▶ **Brief**:
Count the lines in the records below that contain the word "price", and give only that number.

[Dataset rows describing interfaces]
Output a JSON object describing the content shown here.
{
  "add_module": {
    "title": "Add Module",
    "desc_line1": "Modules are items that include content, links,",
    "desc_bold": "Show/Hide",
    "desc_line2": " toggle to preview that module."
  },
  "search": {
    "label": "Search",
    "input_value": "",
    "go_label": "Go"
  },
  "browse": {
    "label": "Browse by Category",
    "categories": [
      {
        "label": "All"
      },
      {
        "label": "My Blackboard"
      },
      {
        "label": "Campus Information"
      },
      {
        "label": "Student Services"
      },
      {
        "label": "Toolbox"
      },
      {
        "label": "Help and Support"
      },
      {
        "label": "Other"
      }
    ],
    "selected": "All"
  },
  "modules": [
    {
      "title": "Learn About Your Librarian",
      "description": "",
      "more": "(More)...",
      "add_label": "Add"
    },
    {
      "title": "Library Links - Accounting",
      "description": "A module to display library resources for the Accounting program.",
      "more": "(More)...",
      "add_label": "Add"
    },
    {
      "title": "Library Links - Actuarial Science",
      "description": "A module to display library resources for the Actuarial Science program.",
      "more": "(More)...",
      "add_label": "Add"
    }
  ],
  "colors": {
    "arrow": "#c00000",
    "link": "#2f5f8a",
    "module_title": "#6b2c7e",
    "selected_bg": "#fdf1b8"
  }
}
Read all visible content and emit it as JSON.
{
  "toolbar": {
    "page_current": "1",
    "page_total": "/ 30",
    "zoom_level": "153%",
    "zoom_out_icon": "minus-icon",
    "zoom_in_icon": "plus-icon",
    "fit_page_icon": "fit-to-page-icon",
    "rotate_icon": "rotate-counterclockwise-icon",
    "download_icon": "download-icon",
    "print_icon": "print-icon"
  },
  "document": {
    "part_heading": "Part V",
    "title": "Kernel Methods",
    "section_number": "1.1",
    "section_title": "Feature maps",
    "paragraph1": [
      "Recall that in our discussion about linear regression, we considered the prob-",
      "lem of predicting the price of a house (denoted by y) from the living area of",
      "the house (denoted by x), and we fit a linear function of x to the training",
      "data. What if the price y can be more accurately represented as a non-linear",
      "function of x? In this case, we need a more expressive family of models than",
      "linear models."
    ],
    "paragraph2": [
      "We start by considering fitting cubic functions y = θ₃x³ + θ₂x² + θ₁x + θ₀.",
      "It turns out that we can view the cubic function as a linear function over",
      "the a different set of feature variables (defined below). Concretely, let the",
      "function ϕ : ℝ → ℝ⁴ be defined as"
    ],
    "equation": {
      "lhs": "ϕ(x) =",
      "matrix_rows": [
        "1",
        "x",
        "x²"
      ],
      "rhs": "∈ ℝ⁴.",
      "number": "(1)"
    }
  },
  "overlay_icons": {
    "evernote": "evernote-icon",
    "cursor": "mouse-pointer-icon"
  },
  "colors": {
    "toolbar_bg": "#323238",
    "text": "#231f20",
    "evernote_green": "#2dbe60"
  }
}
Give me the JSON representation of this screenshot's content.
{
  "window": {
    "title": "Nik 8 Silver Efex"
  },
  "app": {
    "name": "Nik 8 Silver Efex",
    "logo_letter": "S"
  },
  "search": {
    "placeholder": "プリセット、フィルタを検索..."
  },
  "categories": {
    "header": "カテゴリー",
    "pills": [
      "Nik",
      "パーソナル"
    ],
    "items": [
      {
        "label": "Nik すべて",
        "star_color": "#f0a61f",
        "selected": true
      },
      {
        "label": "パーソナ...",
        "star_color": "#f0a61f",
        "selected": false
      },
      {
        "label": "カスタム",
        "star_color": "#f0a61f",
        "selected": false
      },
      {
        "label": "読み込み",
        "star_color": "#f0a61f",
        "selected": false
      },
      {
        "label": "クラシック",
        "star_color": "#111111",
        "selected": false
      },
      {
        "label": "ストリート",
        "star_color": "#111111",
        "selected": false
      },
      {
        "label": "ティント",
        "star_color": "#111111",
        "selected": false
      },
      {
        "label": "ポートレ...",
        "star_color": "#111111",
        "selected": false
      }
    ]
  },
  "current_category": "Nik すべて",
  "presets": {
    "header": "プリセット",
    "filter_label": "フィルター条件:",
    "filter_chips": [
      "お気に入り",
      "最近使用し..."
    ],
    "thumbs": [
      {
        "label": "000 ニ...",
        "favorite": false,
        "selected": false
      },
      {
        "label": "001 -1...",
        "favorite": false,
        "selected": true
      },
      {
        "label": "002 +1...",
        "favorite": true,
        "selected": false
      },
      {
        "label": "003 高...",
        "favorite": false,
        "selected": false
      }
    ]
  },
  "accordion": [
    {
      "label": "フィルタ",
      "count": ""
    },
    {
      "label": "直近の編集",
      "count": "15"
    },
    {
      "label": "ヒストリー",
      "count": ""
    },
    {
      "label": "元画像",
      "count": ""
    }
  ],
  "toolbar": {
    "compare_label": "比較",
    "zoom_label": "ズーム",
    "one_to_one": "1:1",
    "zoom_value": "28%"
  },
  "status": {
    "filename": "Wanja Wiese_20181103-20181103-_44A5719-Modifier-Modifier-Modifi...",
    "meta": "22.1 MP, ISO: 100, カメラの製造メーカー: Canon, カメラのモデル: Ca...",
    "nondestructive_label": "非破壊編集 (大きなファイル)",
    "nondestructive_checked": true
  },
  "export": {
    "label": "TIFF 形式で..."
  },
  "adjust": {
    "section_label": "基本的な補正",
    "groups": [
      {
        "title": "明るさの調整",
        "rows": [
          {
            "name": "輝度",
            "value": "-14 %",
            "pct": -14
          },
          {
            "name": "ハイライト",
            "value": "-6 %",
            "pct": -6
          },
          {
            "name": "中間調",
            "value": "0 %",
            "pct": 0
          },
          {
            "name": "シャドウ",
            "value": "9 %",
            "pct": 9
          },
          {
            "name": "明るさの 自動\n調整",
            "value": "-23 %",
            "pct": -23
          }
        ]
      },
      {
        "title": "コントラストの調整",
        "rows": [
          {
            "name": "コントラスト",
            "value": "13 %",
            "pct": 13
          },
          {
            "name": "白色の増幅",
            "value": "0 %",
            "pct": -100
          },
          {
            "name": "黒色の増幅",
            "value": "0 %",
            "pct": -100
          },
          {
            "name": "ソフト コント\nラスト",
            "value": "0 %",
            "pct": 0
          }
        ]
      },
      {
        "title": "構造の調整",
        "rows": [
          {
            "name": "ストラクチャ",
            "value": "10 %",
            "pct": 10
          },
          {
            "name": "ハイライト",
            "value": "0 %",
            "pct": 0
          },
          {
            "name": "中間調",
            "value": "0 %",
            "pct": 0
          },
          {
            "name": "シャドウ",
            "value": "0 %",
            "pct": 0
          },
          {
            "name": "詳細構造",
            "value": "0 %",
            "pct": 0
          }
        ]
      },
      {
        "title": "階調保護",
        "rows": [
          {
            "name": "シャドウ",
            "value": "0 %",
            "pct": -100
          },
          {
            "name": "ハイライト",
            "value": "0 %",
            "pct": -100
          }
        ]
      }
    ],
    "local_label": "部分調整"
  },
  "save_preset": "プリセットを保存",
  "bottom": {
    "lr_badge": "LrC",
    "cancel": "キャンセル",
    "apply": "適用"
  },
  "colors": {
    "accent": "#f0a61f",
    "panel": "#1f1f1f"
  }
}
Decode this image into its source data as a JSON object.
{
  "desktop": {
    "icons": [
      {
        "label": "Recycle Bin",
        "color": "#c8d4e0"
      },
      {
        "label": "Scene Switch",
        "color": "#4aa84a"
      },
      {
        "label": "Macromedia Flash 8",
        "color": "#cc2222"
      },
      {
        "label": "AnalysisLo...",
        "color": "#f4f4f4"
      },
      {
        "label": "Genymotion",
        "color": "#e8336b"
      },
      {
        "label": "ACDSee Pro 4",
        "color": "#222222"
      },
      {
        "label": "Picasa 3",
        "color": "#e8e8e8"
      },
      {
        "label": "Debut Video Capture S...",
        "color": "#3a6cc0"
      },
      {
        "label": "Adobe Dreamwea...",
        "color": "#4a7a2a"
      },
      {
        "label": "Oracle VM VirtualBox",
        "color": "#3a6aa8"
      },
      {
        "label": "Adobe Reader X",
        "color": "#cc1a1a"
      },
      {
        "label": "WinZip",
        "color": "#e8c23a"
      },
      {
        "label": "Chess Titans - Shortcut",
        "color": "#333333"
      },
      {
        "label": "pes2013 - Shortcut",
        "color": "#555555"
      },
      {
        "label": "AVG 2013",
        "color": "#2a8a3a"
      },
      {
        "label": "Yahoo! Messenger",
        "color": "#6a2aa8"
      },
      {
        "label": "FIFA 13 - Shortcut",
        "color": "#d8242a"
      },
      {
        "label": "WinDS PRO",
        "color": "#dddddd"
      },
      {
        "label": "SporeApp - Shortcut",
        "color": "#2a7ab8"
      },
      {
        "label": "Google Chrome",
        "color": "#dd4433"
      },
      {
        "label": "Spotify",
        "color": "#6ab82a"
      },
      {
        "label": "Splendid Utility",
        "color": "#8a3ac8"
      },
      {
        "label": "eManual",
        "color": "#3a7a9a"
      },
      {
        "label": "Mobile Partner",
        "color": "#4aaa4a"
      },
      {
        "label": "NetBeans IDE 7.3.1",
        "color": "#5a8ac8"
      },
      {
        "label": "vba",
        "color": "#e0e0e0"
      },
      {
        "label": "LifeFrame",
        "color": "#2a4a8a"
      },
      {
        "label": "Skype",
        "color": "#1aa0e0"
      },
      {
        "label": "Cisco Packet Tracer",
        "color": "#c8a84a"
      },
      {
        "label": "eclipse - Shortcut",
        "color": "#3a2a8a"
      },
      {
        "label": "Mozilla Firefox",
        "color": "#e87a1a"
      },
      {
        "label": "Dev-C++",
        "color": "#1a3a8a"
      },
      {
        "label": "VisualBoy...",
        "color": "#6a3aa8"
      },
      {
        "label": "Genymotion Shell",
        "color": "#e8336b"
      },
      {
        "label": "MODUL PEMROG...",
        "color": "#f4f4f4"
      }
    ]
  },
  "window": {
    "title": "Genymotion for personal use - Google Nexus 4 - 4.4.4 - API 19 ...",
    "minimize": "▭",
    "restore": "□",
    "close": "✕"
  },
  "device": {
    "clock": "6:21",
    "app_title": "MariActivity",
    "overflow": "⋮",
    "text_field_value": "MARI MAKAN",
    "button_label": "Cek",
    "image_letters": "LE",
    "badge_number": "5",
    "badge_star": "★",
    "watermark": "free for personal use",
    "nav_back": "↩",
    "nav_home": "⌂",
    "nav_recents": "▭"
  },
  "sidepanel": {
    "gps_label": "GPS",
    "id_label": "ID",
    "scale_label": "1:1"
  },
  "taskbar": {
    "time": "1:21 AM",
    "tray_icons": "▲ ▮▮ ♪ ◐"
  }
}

▶ **Result of the exercise**:
2